Those steps were among the recommended safety guidelines detailed in the Los Angeles County Office of Education's 45-page framework, a document developed through the work of county staffers, outside advisers and representatives from 25 county school systems, each of which is responsible for developing its own reopening plan.
All schools in the region closed in March due to stay-at-home orders protecting against the spread of COVID-19. Reopening dates have not yet been set.
"Our main priority is health and safety,'' said Debra Duardo, superintendent of the county's office of education, which provides services and financial oversight for the county's 80 school systems serving nearly 2 million students. Unfortunately some of the things that children could enjoy in the past, they're not going to be able to do that.''
Severe safety restrictions on student and educator activities are detailed in the framework, however, the guidelines are not requirements, only suggestions for each district to consider. The only requirements each district must comply with are those set by health officials.

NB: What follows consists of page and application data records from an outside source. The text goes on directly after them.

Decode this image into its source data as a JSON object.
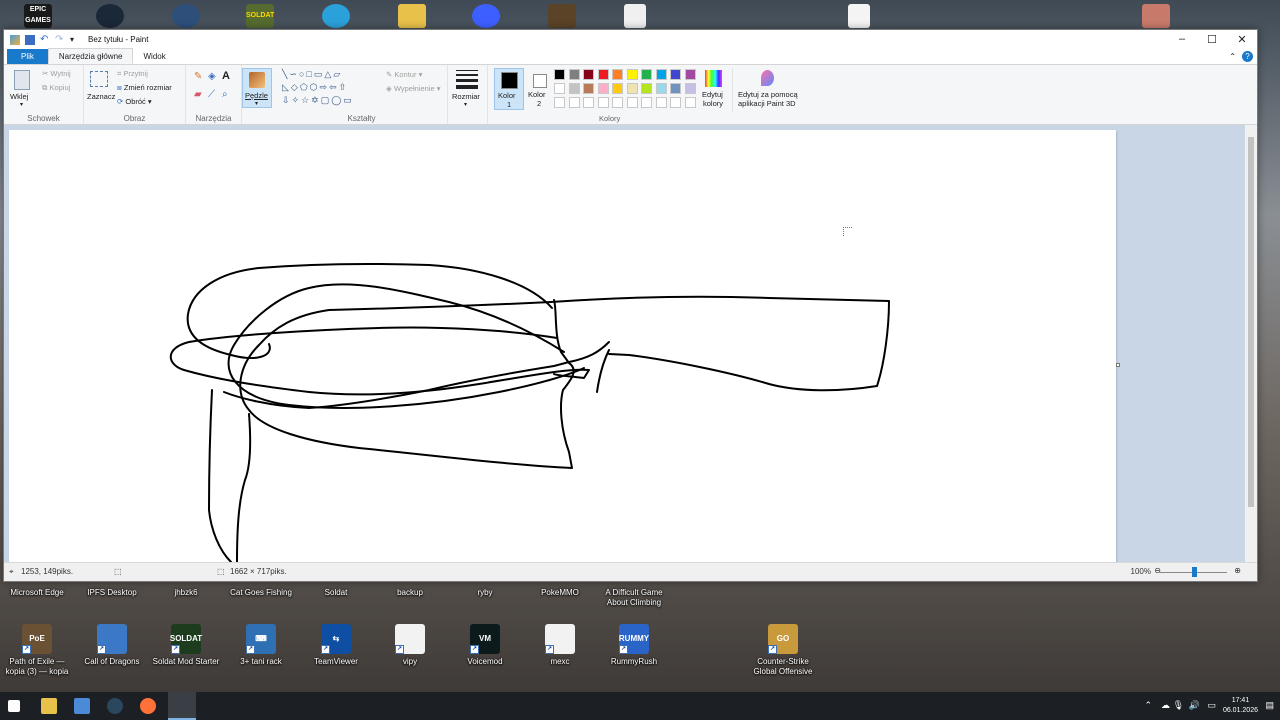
{
  "window": {
    "title": "Bez tytułu - Paint",
    "controls": {
      "minimize": "–",
      "maximize": "☐",
      "close": "✕"
    }
  },
  "ribbon": {
    "tabs": {
      "file": "Plik",
      "home": "Narzędzia główne",
      "view": "Widok"
    },
    "clipboard": {
      "paste": "Wklej",
      "cut": "Wytnij",
      "copy": "Kopiuj",
      "label": "Schowek"
    },
    "image": {
      "select": "Zaznacz",
      "crop": "Przytnij",
      "resize": "Zmień rozmiar",
      "rotate": "Obróć",
      "label": "Obraz"
    },
    "tools": {
      "label": "Narzędzia",
      "brushes": "Pędzle"
    },
    "shapes": {
      "outline": "Kontur",
      "fill": "Wypełnienie",
      "label": "Kształty"
    },
    "size": "Rozmiar",
    "color1": {
      "line1": "Kolor",
      "line2": "1"
    },
    "color2": {
      "line1": "Kolor",
      "line2": "2"
    },
    "colors_label": "Kolory",
    "edit_colors": {
      "line1": "Edytuj",
      "line2": "kolory"
    },
    "paint3d": {
      "line1": "Edytuj za pomocą",
      "line2": "aplikacji Paint 3D"
    },
    "palette_row1": [
      "#000000",
      "#7f7f7f",
      "#880015",
      "#ed1c24",
      "#ff7f27",
      "#fff200",
      "#22b14c",
      "#00a2e8",
      "#3f48cc",
      "#a349a4"
    ],
    "palette_row2": [
      "#ffffff",
      "#c3c3c3",
      "#b97a57",
      "#ffaec9",
      "#ffc90e",
      "#efe4b0",
      "#b5e61d",
      "#99d9ea",
      "#7092be",
      "#c8bfe7"
    ]
  },
  "status": {
    "cursor_pos": "1253, 149piks.",
    "image_size": "1662 × 717piks.",
    "zoom": "100%"
  },
  "desktop": {
    "row1": [
      {
        "label": "Microsoft Edge",
        "color": "#1f6fc8"
      },
      {
        "label": "IPFS Desktop",
        "color": "#2a8a8e"
      },
      {
        "label": "jhbzk6",
        "color": "#7a6a55"
      },
      {
        "label": "Cat Goes Fishing",
        "color": "#4d8fbf"
      },
      {
        "label": "Soldat",
        "color": "#6b7a3a"
      },
      {
        "label": "backup",
        "color": "#d9b44a"
      },
      {
        "label": "ryby",
        "color": "#e8e8e8"
      },
      {
        "label": "PokeMMO",
        "color": "#c23b3b"
      },
      {
        "label": "A Difficult Game About Climbing",
        "color": "#5b7aa5"
      }
    ],
    "row2": [
      {
        "label": "Path of Exile — kopia (3) — kopia",
        "color": "#6a5134",
        "glyph": "PoE"
      },
      {
        "label": "Call of Dragons",
        "color": "#3b78c5",
        "glyph": ""
      },
      {
        "label": "Soldat Mod Starter",
        "color": "#1d3b1d",
        "glyph": "SOLDAT"
      },
      {
        "label": "3+ tani rack",
        "color": "#2f6fb3",
        "glyph": "⌨"
      },
      {
        "label": "TeamViewer",
        "color": "#0e4ea3",
        "glyph": "⇆"
      },
      {
        "label": "vipy",
        "color": "#f2f2f2",
        "glyph": ""
      },
      {
        "label": "Voicemod",
        "color": "#0c1a1c",
        "glyph": "VM"
      },
      {
        "label": "mexc",
        "color": "#f2f2f2",
        "glyph": ""
      },
      {
        "label": "RummyRush",
        "color": "#2a64c9",
        "glyph": "RUMMY"
      },
      {
        "label": "Counter-Strike Global Offensive",
        "color": "#c99a3c",
        "glyph": "GO"
      }
    ]
  },
  "taskbar": {
    "time": "17:41",
    "date": "06.01.2026"
  }
}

On a larger scale, State Superintendent of Public Instruction Tony Thurmond said California needs to come up with $500 million to help close the digital divide that was presented itself as students distance learn.
Beyond the framework provided for L.A. County, Duardo said that -- if schools are to reopen this fall -- districts still need more guidance from health officials and more financial support from legislators to rise to the challenge of reopening during the pandemic.

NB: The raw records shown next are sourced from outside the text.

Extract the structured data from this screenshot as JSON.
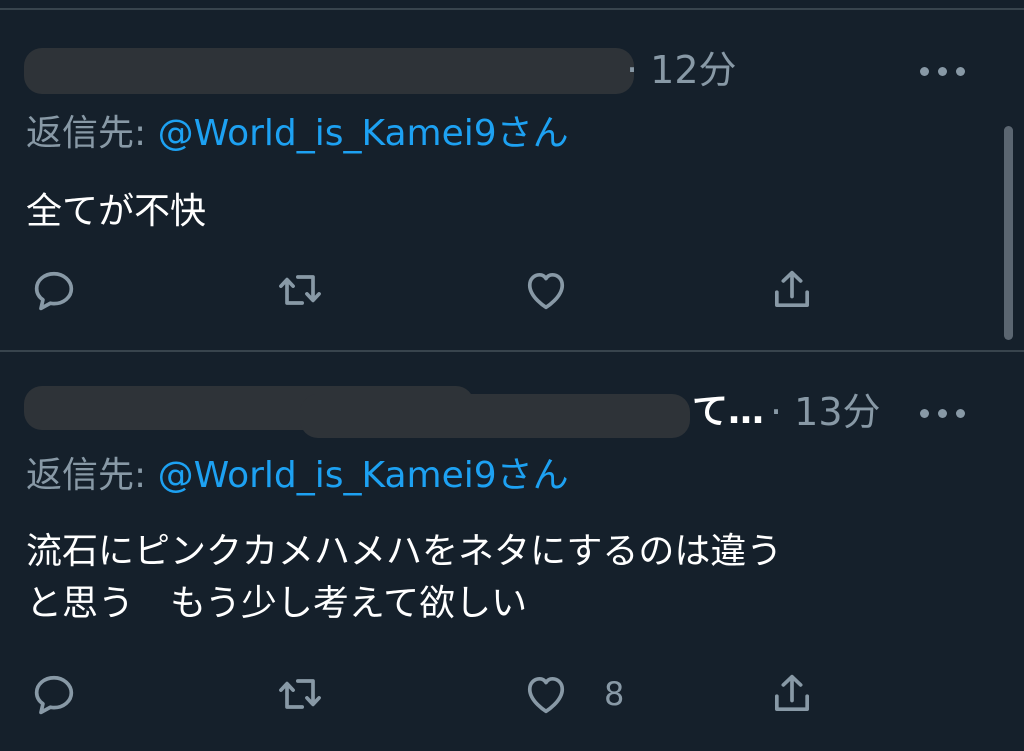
{
  "colors": {
    "background": "#15202b",
    "divider": "#38444d",
    "secondary_text": "#8899a6",
    "primary_text": "#ffffff",
    "link": "#1da1f2",
    "redaction": "#2e3338"
  },
  "tweets": [
    {
      "display_name_visible": "",
      "time": "· 12分",
      "reply_prefix": "返信先: ",
      "reply_handle": "@World_is_Kamei9さん",
      "text": "全てが不快",
      "like_count": "",
      "actions": [
        "reply-icon",
        "retweet-icon",
        "like-icon",
        "share-icon"
      ]
    },
    {
      "display_name_visible": "て…",
      "time": "· 13分",
      "reply_prefix": "返信先: ",
      "reply_handle": "@World_is_Kamei9さん",
      "text": "流石にピンクカメハメハをネタにするのは違う\nと思う　もう少し考えて欲しい",
      "like_count": "8",
      "actions": [
        "reply-icon",
        "retweet-icon",
        "like-icon",
        "share-icon"
      ]
    }
  ]
}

"We know schools will need additional resources to become better equipped and skilled at remote learning, address learning loss, implement vital health and safety protocols and support mental health and wellness,'' the head of nation's largest regional education agency said. "We are operating under the cloud of massive budget cuts and uncertainty about the pandemic. Schools are going to face extraordinary challenges in ensuring the safe physical reopening of campuses.''
Duardo said closing schools this spring and moving to online classrooms proved that schools and educators are flexible and innovative, but the situation has also exacerbated educational inequities that existed prior to the pandemic.

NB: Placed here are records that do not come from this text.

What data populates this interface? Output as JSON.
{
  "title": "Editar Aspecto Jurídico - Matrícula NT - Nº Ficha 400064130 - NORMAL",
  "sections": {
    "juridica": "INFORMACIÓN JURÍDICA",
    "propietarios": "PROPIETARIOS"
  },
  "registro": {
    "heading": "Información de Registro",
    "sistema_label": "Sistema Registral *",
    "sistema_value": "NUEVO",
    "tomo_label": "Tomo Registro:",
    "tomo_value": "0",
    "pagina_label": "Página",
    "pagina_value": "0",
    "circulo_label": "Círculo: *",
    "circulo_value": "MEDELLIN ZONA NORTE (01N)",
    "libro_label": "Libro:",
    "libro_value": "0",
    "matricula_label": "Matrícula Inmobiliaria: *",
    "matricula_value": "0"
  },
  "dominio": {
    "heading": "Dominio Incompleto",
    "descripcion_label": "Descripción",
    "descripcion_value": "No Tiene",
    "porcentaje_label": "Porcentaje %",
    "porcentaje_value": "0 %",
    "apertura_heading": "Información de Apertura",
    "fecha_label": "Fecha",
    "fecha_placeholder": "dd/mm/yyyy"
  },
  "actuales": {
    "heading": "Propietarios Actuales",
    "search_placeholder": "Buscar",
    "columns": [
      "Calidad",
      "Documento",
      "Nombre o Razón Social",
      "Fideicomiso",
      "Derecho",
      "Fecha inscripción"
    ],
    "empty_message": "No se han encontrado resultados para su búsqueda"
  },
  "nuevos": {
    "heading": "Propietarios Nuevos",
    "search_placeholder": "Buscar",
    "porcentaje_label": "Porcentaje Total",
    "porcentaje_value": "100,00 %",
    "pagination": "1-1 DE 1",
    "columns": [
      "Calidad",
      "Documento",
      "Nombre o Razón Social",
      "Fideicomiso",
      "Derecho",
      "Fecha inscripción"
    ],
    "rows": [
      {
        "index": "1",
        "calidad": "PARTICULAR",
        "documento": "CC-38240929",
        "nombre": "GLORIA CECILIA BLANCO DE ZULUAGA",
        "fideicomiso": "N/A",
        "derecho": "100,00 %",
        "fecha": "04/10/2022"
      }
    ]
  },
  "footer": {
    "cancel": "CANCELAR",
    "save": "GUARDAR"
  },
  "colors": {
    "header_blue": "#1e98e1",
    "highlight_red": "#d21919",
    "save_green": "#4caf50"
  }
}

"Far too many of our young people not only lack resources to participate in remote learning but are also dealing with food insecurity, homelessness, additional anxiety and fear,'' Duardo said. They've not only fallen behind academically, their physical and mental health has suffered, and our schools need more resources than ever to support wellness, to tackle the learning loss, and to make sure all students get the full range of services they need to be successful.''
School leaders have reported uneven student engagement and impediments to learning at home, underscoring the importance of the need to return students to campus, even though the governor's proposed budget cuts school funding by roughly 10%.
"School districts need full funding,'' Lancaster School District Superintendent Michele Bowers said. This is necessary not only to provide the services that our schools and school districts have provided in the past, and our community so desperately relies on, but there will be significant costs that are additional related to the reopening ... The proposed fiscal cuts are detrimental and will make reopening an even greater challenge.''
Among the challenges faced by districts, leaders noted that some schools don't have nurses on campus because there's been a shortage in that field and not all schools have the funding available to hire them.
Still, Duardo said most district superintendents she's talked to are eager to have students return this fall, so long as they have the resources and personal protective equipment to do so safely.
"The majority of them (superintendents) that I've listened to are really looking to have some type of program where students are physically back in school in the fall,'' she said.
In the meantime, Duardo said the Los Angeles County Office of Education will continue to advocate for what she called "adequate funding'' for public education, which she said is critical to California's future.
City News Service contributed to this report.